Would you be willing to admit you are an addict of any kind? After reading this article, I am ready to admit my addiction. Read this article and you may be surprised.
An Ugly Toll of Technology: Impatience and Forgetfulness
By TARA PARKER-POPE
Are your Facebook friends more interesting than those you have in real life?
Has high-speed Internet made you impatient with slow-speed children?
Do you sometimes think about reaching for the fast-forward button, only to realize that life does not come with a remote control?
If you answered yes to any of those questions, exposure to technology may be slowly reshaping your personality. Some experts believe excessive use of the Internet, cellphones and other technologies can cause us to become more impatient, impulsive, forgetful and even more narcissistic.

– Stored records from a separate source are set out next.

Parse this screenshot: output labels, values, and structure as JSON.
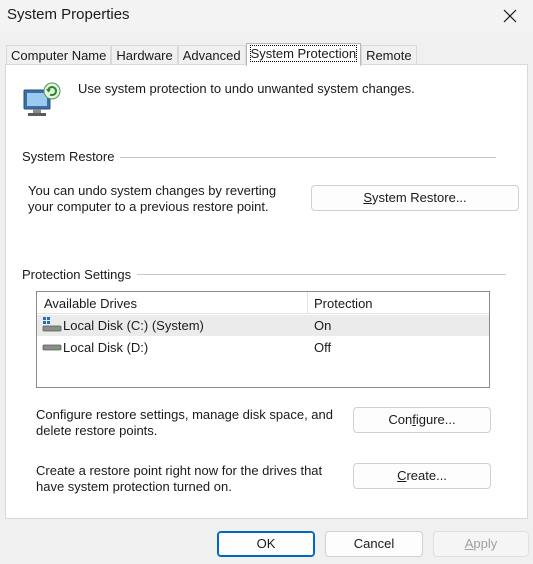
{
  "window": {
    "title": "System Properties"
  },
  "tabs": [
    {
      "label": "Computer Name"
    },
    {
      "label": "Hardware"
    },
    {
      "label": "Advanced"
    },
    {
      "label": "System Protection"
    },
    {
      "label": "Remote"
    }
  ],
  "active_tab": "System Protection",
  "intro_text": "Use system protection to undo unwanted system changes.",
  "system_restore": {
    "group_label": "System Restore",
    "description_line1": "You can undo system changes by reverting",
    "description_line2": "your computer to a previous restore point.",
    "button_prefix": "",
    "button_accel": "S",
    "button_suffix": "ystem Restore..."
  },
  "protection_settings": {
    "group_label": "Protection Settings",
    "columns": [
      "Available Drives",
      "Protection"
    ],
    "drives": [
      {
        "name": "Local Disk (C:) (System)",
        "protection": "On",
        "icon": "system-drive-icon"
      },
      {
        "name": "Local Disk (D:)",
        "protection": "Off",
        "icon": "drive-icon"
      }
    ],
    "configure_desc_line1": "Configure restore settings, manage disk space, and",
    "configure_desc_line2": "delete restore points.",
    "configure_prefix": "Con",
    "configure_accel": "f",
    "configure_suffix": "igure...",
    "create_desc_line1": "Create a restore point right now for the drives that",
    "create_desc_line2": "have system protection turned on.",
    "create_prefix": "",
    "create_accel": "C",
    "create_suffix": "reate..."
  },
  "footer": {
    "ok": "OK",
    "cancel": "Cancel",
    "apply_accel": "A",
    "apply_suffix": "pply"
  },
  "colors": {
    "accent": "#0067c0",
    "selected_row": "#ebebeb"
  }
}
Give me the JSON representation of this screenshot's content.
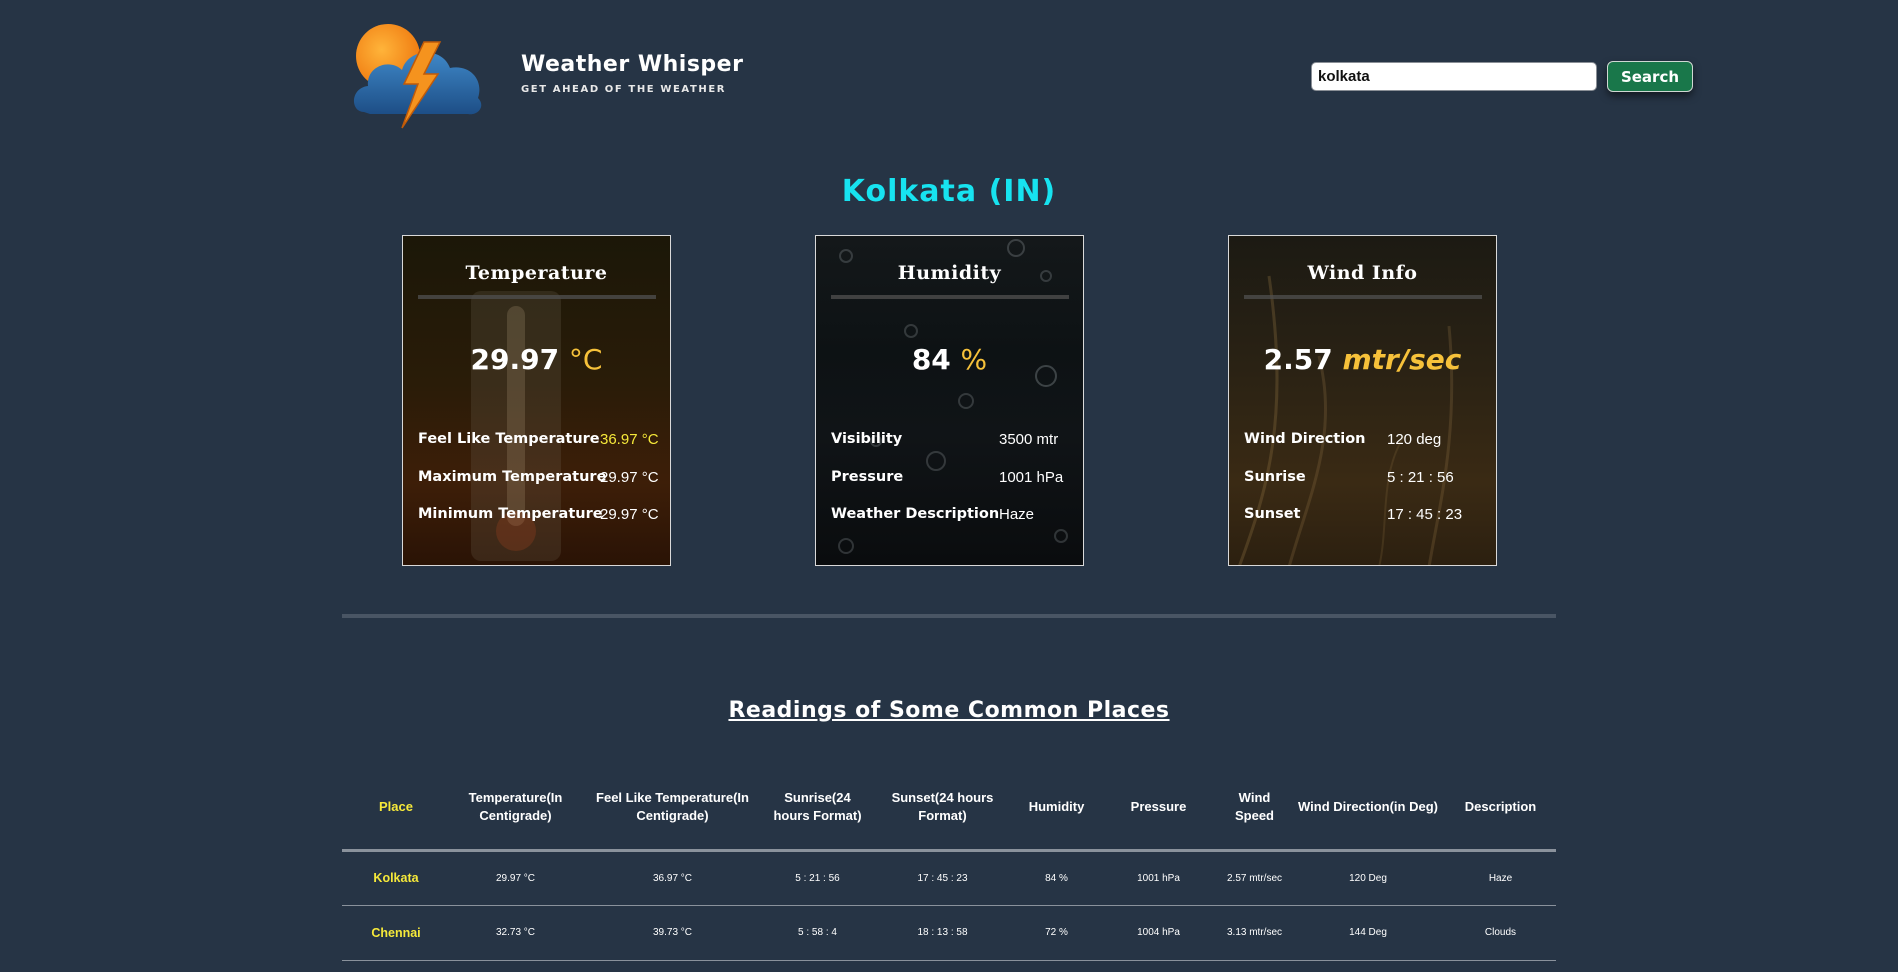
{
  "header": {
    "logo_icon": "storm-cloud-logo-icon",
    "brand_title": "Weather Whisper",
    "brand_tagline": "GET AHEAD OF THE WEATHER",
    "search_value": "kolkata",
    "search_button_label": "Search"
  },
  "city": {
    "title": "Kolkata (IN)"
  },
  "cards": {
    "temperature": {
      "heading": "Temperature",
      "main_value": "29.97",
      "main_unit": "°C",
      "rows": [
        {
          "label": "Feel Like Temperature",
          "value": "36.97 °C"
        },
        {
          "label": "Maximum Temperature",
          "value": "29.97 °C"
        },
        {
          "label": "Minimum Temperature",
          "value": "29.97 °C"
        }
      ]
    },
    "humidity": {
      "heading": "Humidity",
      "main_value": "84",
      "main_unit": "%",
      "rows": [
        {
          "label": "Visibility",
          "value": "3500 mtr"
        },
        {
          "label": "Pressure",
          "value": "1001 hPa"
        },
        {
          "label": "Weather Description",
          "value": "Haze"
        }
      ]
    },
    "wind": {
      "heading": "Wind Info",
      "main_value": "2.57",
      "main_unit": "mtr/sec",
      "rows": [
        {
          "label": "Wind Direction",
          "value": "120 deg"
        },
        {
          "label": "Sunrise",
          "value": "5 : 21 : 56"
        },
        {
          "label": "Sunset",
          "value": "17 : 45 : 23"
        }
      ]
    }
  },
  "readings": {
    "title": "Readings of Some Common Places",
    "columns": [
      "Place",
      "Temperature(In Centigrade)",
      "Feel Like Temperature(In Centigrade)",
      "Sunrise(24 hours Format)",
      "Sunset(24 hours Format)",
      "Humidity",
      "Pressure",
      "Wind Speed",
      "Wind Direction(in Deg)",
      "Description"
    ],
    "rows": [
      [
        "Kolkata",
        "29.97 °C",
        "36.97 °C",
        "5 : 21 : 56",
        "17 : 45 : 23",
        "84 %",
        "1001 hPa",
        "2.57 mtr/sec",
        "120 Deg",
        "Haze"
      ],
      [
        "Chennai",
        "32.73 °C",
        "39.73 °C",
        "5 : 58 : 4",
        "18 : 13 : 58",
        "72 %",
        "1004 hPa",
        "3.13 mtr/sec",
        "144 Deg",
        "Clouds"
      ]
    ]
  },
  "colors": {
    "background": "#263445",
    "city_title": "#17e3f0",
    "accent_yellow": "#f6e93a",
    "unit_gold": "#f6c13a",
    "search_button": "#19774a"
  }
}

“More and more, life is resembling the chat room,” says Dr. Elias Aboujaoude, director of the Impulse Control Disorders Clinic at Stanford. “We’re paying a price in terms of our cognitive life because of this virtual lifestyle.”
We do spend a lot of time with our devices, and some studies have suggested that excessive dependence on cellphones and the Internet is akin to an addiction. Web sites like NetAddiction.com offer self-assessment tests to determine if technology has become a drug. Among the questions used to identify those at risk: Do you neglect housework to spend more time online? Are you frequently checking your e-mail? Do you often lose sleep because you log in late at night? If you answered “often” or “always,” technology may be taking a toll on you.
In a study to be published in the journal Cyberpsychology, Behavior and Social Networking, researchers from the University of Melbourne in Australia subjected 173 college students to tests measuring risk for problematic Internet and gambling behaviors. About 5 percent of the students showed signs of gambling problems, but 10 percent of the students posted scores high enough to put them in the at-risk category for Internet “addiction.”
Technology use was clearly interfering with the students’ daily lives, but it may be going too far to call it an addiction, says Nicki Dowling, a clinical psychologist who led the study. Ms. Dowling prefers to call it “Internet dependence.”
Read the rest of the article at the New York Times.